Taxing fizzy drinks could cut obesity and disease
Fizzy drinks ‘should be taxed at 20 per cent’ (Picture: PA)

Fizzy drinks should be taxed at 20 per cent to cut the number of overweight Britons, a report has suggested.

Imposing such a levy on sugary beverages would reduce the level of obesity by 185,000 and of those considered overweight by 285,000, the study published on bmj.com stated.

While young adults, the largest consumers of fizzy drinks, would benefit most from the tax, the NHS would also save £276million a year, the report’s authors said.

‘Guzzling fizzy drinks is now the daily norm for around 40 per cent of 13-year-olds,’ said Simon Gillespie, of the British Heart Foundation, which helped fund the study.

‘The effects on young people’s health are a major concern. We know that drinks loaded with sugar can affect our weight, increasing the risk of type 2 diabetes and coronary heart disease.

‘This research suggests that a health-related food duty, alongside other measures such as the new front-of-pack food labelling scheme, could be an effective way – particularly in young people – to help reduce obesity.’

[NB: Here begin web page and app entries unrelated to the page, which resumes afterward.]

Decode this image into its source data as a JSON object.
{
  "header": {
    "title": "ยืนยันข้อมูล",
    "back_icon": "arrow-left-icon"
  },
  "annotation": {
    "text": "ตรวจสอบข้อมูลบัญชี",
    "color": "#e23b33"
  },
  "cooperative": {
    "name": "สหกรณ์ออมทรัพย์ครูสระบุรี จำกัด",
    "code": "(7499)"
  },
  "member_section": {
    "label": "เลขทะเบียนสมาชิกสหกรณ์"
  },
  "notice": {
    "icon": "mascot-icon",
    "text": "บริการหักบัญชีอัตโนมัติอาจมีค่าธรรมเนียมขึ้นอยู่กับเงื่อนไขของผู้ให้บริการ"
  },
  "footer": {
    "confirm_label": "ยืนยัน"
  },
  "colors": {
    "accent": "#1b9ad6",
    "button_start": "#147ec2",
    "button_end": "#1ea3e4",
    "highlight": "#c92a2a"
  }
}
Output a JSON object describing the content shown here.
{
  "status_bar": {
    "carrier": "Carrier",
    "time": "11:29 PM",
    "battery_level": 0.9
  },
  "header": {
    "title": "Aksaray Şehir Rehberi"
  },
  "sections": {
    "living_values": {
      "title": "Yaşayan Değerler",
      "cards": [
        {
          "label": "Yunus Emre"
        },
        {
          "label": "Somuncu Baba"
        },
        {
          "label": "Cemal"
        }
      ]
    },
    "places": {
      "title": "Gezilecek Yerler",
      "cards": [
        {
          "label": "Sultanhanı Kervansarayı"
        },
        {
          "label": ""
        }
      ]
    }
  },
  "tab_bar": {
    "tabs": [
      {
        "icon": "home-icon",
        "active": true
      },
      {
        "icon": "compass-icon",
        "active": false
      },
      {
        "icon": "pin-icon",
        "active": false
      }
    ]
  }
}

The report by the universities of Oxford and Reading has been backed by Prof Jason Block, of the Harvard Medical School. He said the 20 per cent levy ‘would be a good start’ as he called on more countries to ‘implement high taxes and measure the results’.

However, Terry Jones, of the Food and Drink Federation, called the proposals ‘over simplistic’ with some ‘obvious limitations’.

‘Many food and drink products are already subject to VAT of 20 per cent in the UK and making them more expensive for people at a time when household budgets are already squeezed is not the answer,’ he said.